• **What the task requires**
Filter the lines below, copying only those with the string "title".

[Dataset rows describing interfaces]
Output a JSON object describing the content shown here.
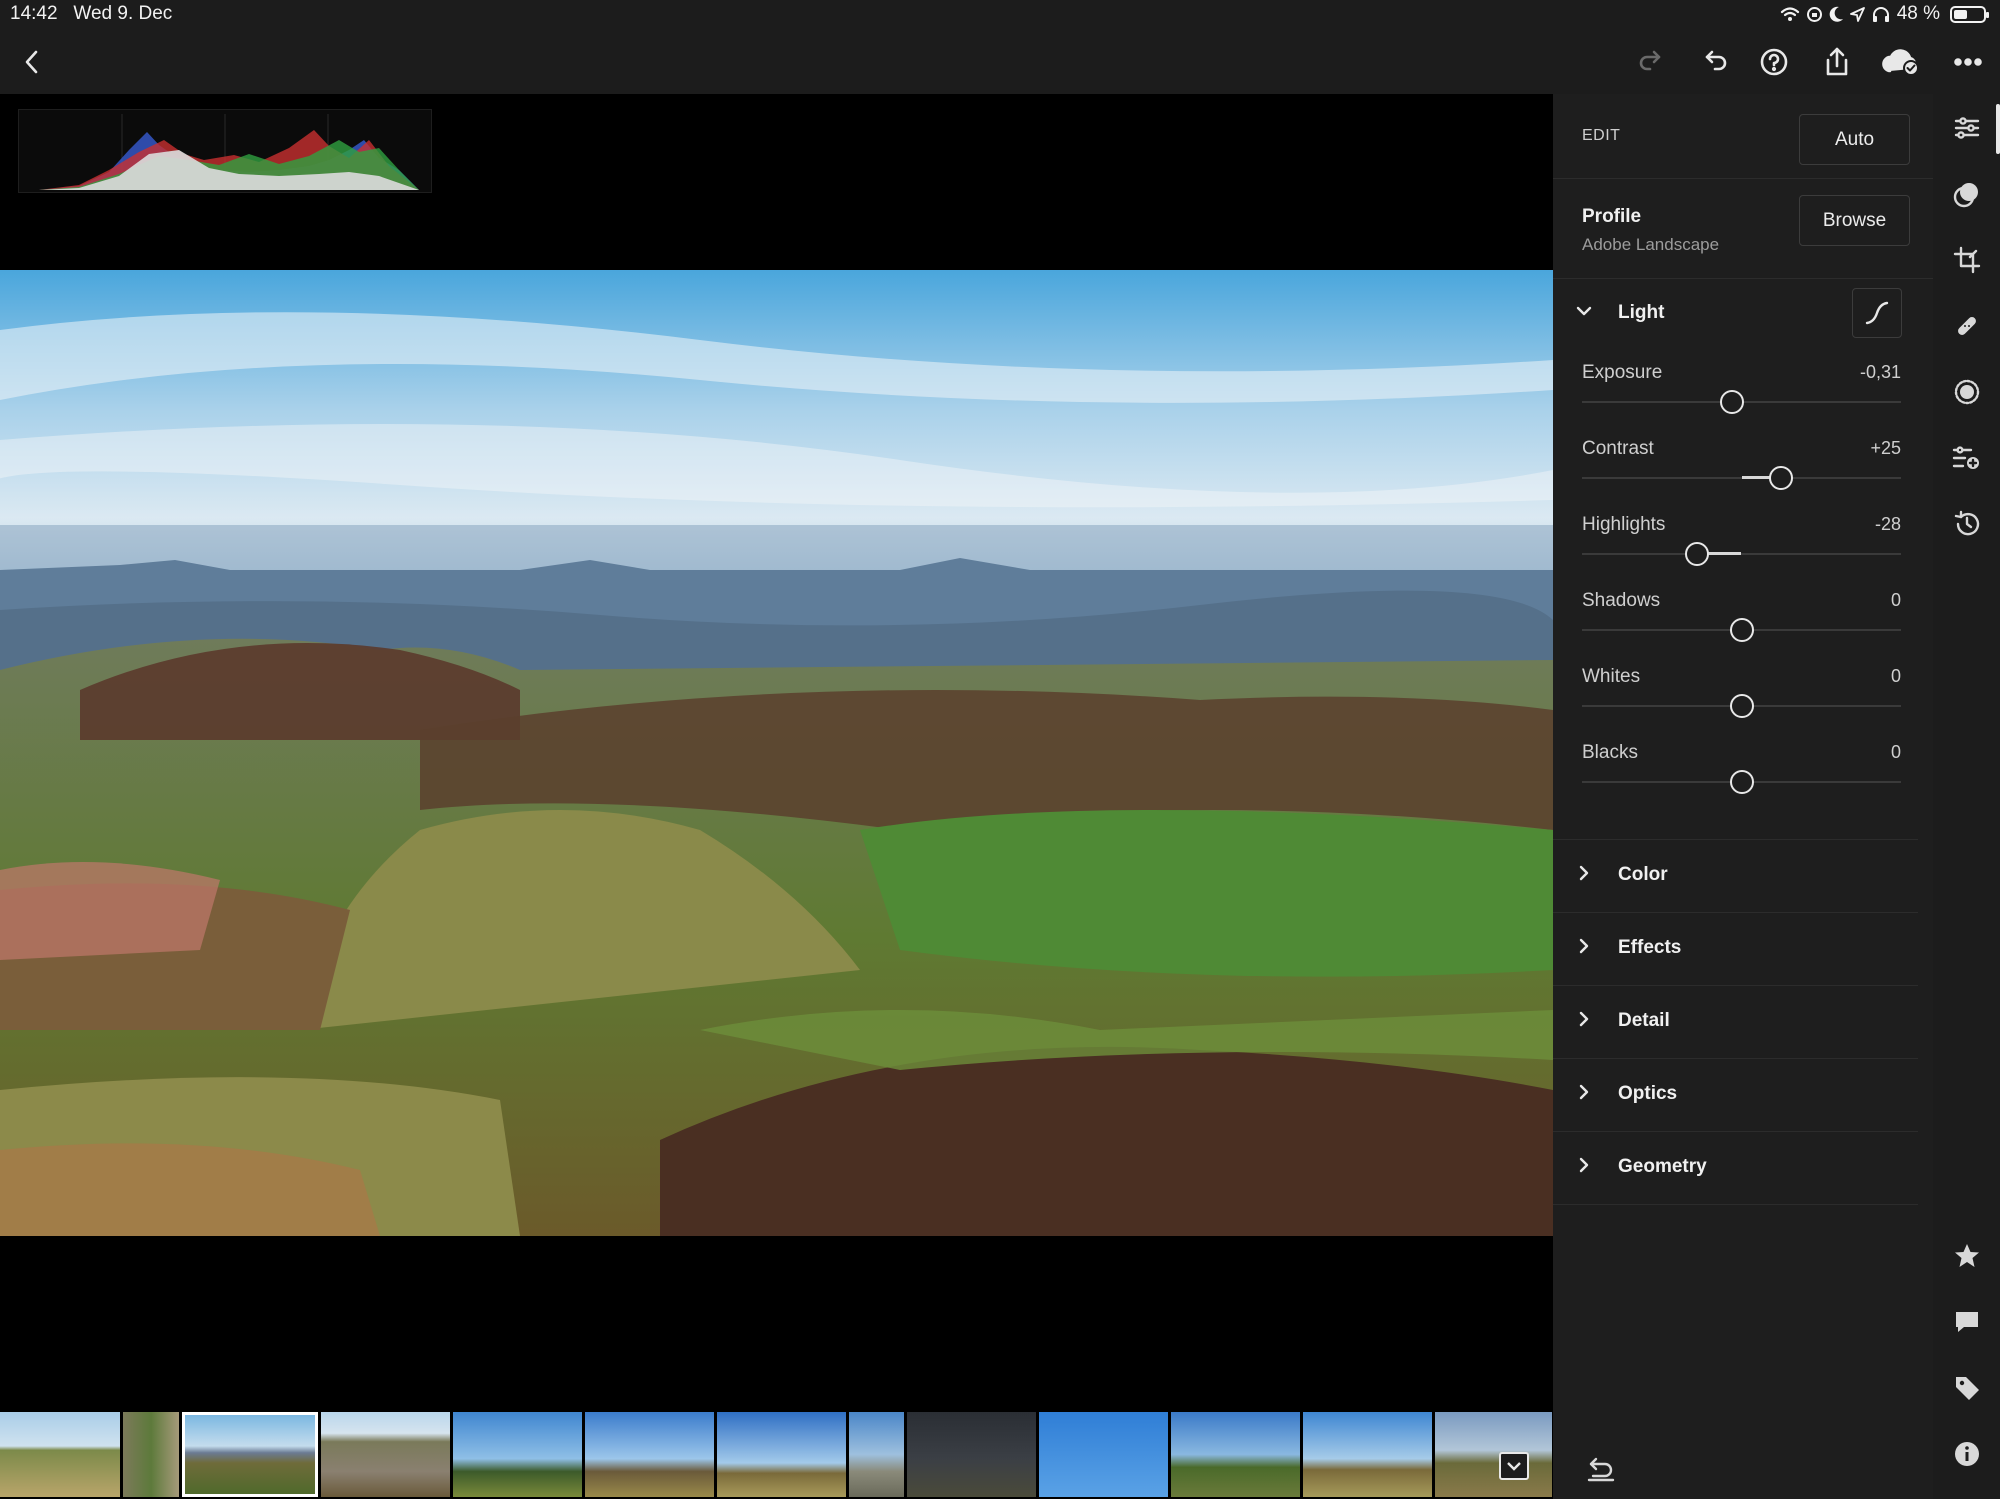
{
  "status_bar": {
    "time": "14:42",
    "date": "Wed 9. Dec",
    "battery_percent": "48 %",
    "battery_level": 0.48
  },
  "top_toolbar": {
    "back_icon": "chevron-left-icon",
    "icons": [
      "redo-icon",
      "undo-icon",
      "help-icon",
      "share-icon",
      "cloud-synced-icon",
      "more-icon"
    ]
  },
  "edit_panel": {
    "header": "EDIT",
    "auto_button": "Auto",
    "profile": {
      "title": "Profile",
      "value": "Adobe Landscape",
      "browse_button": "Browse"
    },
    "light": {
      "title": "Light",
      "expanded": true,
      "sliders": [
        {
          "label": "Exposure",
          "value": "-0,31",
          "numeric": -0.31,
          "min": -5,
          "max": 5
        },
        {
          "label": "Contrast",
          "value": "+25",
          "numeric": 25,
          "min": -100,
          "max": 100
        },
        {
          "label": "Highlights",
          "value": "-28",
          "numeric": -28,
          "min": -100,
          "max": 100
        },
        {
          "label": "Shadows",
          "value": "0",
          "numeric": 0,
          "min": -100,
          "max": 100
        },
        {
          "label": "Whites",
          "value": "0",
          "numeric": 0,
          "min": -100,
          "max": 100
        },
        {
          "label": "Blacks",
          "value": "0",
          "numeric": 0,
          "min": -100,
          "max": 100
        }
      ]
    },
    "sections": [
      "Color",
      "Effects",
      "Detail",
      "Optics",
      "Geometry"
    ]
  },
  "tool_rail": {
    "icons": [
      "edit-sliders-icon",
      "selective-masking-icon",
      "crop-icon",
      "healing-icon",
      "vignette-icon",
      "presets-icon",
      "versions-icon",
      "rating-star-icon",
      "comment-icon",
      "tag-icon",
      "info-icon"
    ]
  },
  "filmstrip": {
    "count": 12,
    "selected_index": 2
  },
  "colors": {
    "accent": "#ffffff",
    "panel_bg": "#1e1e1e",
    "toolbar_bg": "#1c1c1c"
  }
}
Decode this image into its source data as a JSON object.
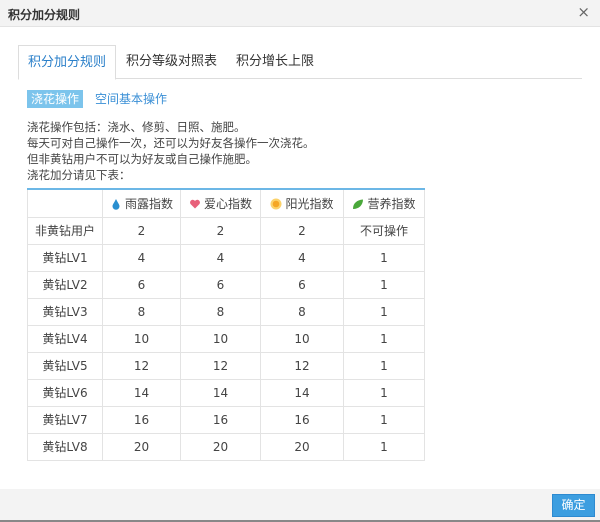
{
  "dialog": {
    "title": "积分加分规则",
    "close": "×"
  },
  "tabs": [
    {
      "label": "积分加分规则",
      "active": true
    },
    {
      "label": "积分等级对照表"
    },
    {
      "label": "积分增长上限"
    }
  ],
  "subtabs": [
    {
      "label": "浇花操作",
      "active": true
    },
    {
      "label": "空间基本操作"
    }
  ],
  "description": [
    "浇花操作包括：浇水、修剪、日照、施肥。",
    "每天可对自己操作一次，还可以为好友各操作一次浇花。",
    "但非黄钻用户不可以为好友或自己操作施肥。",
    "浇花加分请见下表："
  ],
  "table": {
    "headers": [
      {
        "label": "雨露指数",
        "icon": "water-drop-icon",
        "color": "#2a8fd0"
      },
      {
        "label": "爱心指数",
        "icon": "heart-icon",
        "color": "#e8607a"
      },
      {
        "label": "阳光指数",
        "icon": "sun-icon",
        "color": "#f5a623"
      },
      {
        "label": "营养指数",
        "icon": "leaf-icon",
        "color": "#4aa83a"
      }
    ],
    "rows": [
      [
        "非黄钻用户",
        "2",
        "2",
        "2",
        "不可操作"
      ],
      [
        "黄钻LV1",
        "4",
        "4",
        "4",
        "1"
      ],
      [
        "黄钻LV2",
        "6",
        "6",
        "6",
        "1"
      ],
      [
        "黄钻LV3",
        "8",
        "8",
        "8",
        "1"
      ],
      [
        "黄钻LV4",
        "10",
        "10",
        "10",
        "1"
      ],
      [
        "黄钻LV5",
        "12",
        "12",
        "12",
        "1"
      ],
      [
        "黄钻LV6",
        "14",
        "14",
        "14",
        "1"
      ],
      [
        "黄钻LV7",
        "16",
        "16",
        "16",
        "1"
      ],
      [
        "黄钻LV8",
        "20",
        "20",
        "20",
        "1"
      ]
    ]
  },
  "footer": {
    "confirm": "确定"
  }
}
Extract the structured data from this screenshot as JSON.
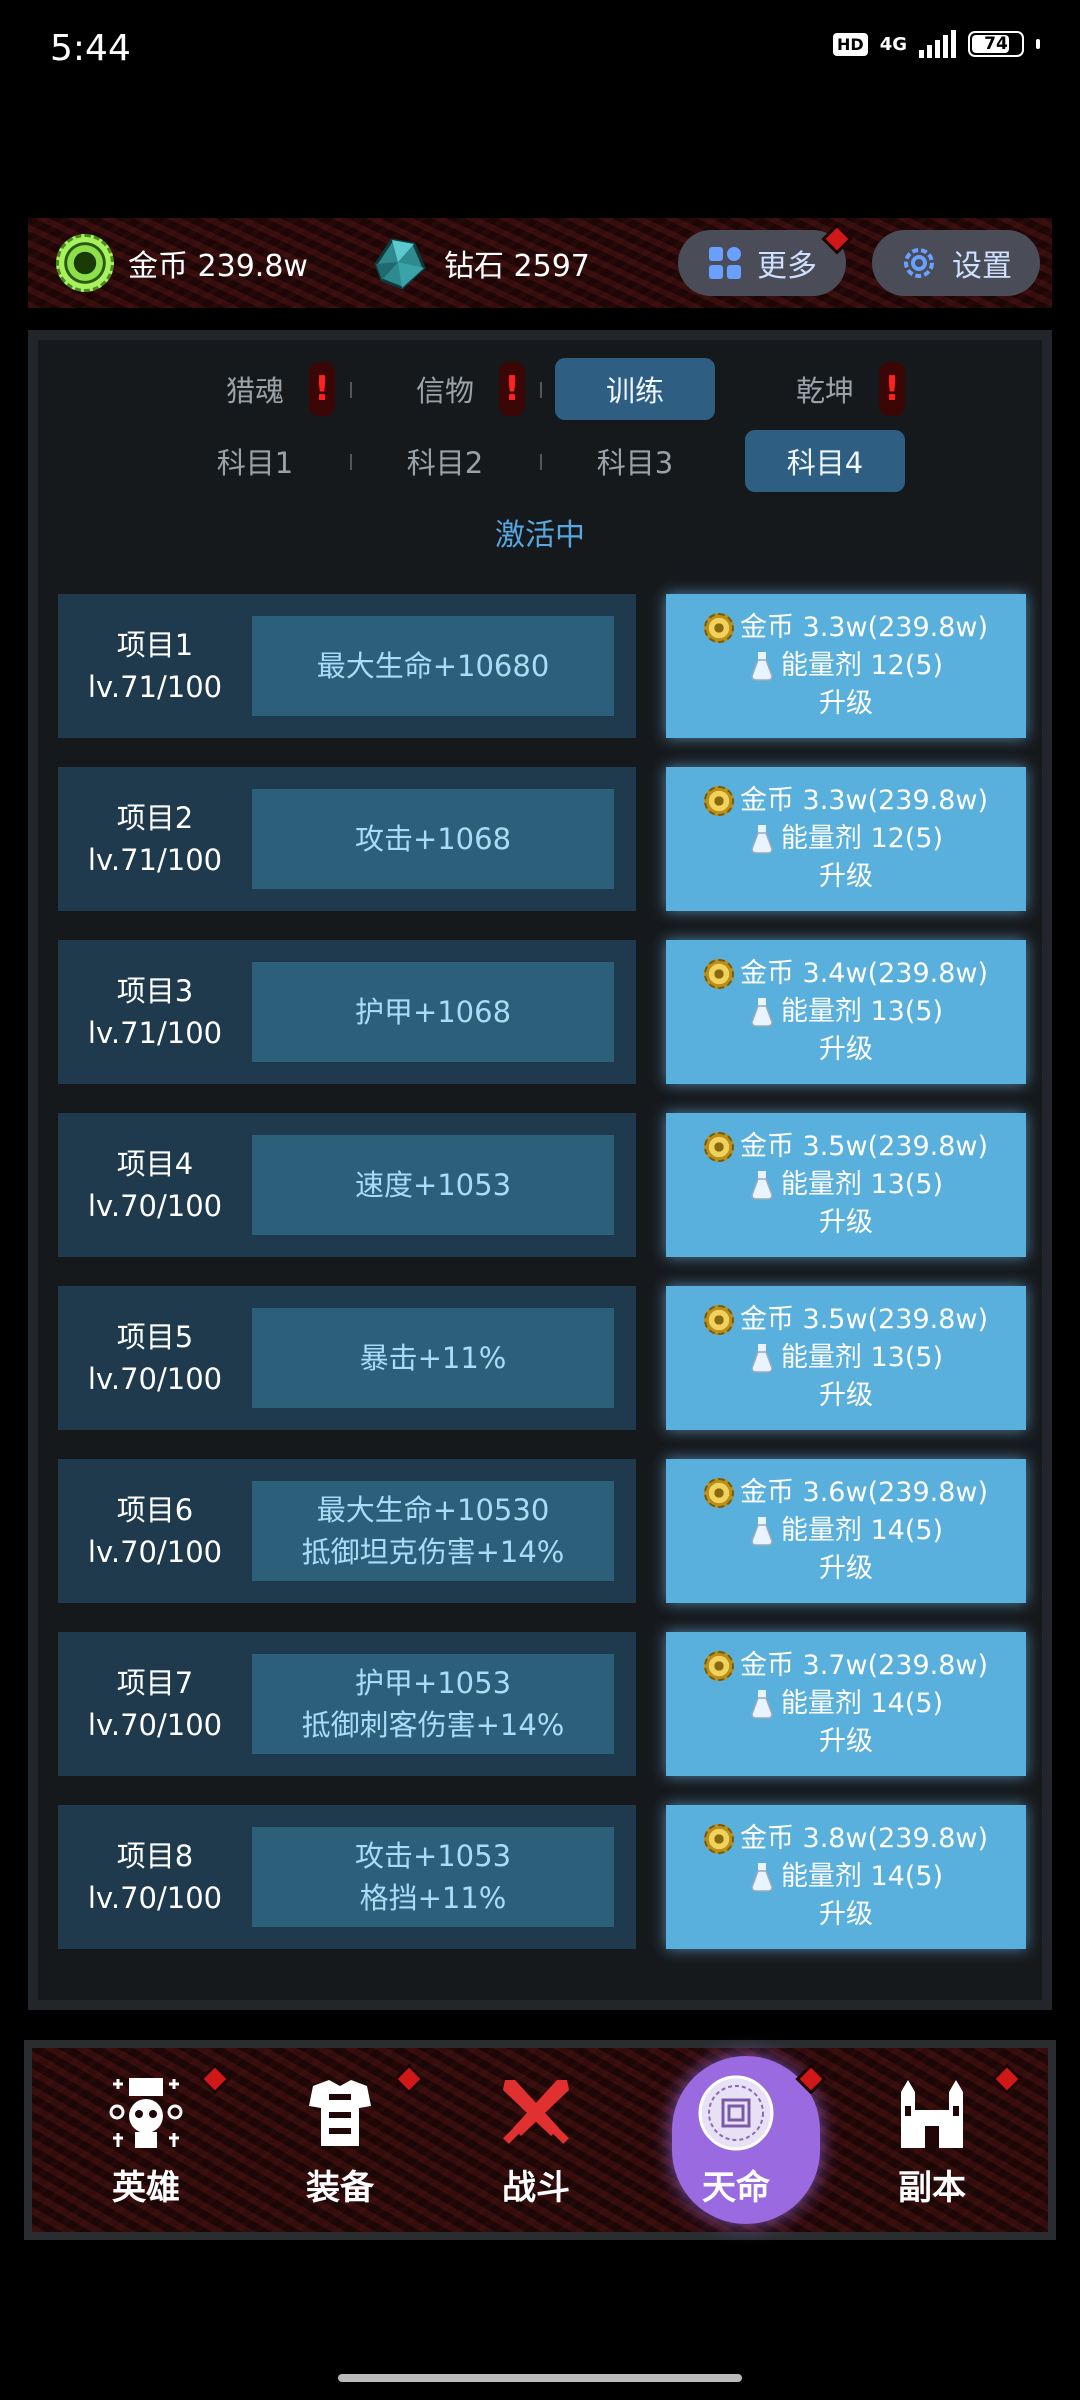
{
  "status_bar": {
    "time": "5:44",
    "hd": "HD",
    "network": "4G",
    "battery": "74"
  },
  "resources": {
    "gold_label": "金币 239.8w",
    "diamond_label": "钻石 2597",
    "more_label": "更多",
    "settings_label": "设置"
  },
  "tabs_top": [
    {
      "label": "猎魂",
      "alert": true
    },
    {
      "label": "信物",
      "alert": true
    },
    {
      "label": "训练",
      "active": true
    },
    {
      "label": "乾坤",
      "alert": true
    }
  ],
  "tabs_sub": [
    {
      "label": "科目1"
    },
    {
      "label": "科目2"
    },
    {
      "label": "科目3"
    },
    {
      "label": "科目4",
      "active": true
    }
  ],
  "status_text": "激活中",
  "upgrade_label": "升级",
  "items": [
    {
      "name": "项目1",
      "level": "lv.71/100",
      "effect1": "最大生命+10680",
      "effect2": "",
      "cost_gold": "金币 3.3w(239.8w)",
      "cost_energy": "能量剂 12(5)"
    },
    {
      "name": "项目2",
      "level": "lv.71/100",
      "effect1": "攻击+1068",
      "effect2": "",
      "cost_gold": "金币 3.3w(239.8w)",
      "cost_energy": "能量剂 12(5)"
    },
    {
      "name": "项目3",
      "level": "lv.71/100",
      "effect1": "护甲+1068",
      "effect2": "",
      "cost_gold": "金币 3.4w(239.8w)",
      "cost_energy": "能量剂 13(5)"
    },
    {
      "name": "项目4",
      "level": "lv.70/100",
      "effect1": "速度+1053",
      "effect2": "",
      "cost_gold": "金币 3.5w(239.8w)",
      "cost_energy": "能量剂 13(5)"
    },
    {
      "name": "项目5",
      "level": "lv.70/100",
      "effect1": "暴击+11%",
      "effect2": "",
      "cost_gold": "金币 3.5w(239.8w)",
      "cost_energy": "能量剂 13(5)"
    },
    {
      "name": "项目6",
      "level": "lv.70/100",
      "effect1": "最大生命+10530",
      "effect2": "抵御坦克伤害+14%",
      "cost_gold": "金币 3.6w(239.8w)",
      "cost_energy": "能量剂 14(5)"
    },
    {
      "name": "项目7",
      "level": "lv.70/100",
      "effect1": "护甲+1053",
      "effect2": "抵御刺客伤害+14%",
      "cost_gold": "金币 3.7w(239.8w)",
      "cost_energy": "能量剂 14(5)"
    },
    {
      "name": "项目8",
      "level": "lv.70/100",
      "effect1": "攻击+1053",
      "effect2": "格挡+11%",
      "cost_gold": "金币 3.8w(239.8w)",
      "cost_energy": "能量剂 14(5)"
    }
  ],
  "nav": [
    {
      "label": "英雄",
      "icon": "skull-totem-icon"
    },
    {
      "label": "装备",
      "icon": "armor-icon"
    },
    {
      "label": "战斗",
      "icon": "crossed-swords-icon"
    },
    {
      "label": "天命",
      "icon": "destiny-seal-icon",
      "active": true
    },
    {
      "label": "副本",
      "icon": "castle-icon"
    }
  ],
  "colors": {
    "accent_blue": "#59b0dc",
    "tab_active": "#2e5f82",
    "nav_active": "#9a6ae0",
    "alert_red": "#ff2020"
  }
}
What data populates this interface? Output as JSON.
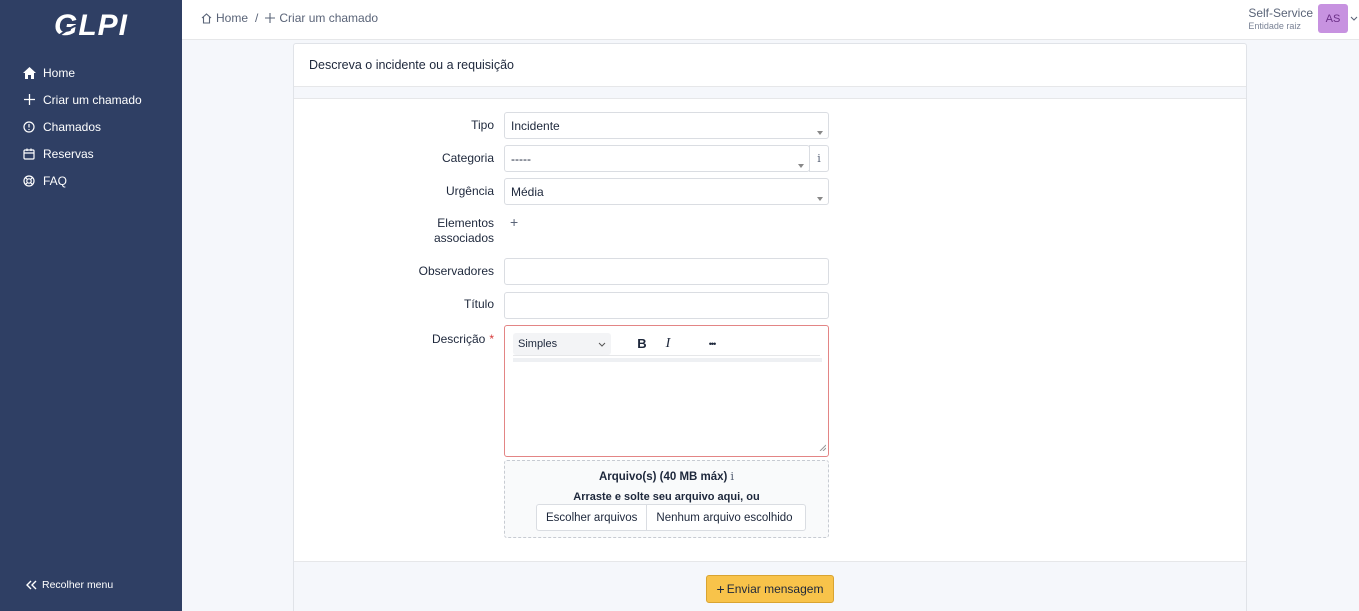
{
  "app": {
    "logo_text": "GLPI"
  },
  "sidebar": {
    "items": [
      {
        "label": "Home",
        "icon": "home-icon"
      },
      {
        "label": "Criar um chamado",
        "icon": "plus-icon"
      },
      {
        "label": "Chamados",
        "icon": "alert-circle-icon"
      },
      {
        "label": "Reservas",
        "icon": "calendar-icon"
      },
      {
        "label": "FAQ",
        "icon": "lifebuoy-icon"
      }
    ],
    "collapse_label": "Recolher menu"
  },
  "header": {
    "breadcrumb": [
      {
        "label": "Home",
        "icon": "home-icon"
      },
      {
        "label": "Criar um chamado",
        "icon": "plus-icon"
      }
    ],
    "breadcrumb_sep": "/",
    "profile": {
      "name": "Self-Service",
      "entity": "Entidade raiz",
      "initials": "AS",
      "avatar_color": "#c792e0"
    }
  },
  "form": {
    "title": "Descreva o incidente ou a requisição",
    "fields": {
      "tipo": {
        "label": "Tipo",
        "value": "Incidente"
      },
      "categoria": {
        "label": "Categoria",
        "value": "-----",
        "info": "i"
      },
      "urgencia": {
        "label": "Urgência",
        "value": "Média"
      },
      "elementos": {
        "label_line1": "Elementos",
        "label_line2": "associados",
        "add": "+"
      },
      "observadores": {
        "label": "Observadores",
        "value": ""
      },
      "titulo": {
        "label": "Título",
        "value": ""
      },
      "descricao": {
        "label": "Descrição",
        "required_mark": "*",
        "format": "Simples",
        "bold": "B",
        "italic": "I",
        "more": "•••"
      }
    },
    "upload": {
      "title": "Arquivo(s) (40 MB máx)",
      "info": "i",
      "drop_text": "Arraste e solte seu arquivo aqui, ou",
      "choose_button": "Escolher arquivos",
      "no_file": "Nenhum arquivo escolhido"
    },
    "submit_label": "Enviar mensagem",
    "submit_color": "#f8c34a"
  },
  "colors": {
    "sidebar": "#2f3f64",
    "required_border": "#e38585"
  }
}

• **Result**
      "title": "Profile",
      "title": "Light",
    "title": "积分加分规则",
    "title": "Descreva o incidente ou a requisição",
      "title": "Arquivo(s) (40 MB máx)",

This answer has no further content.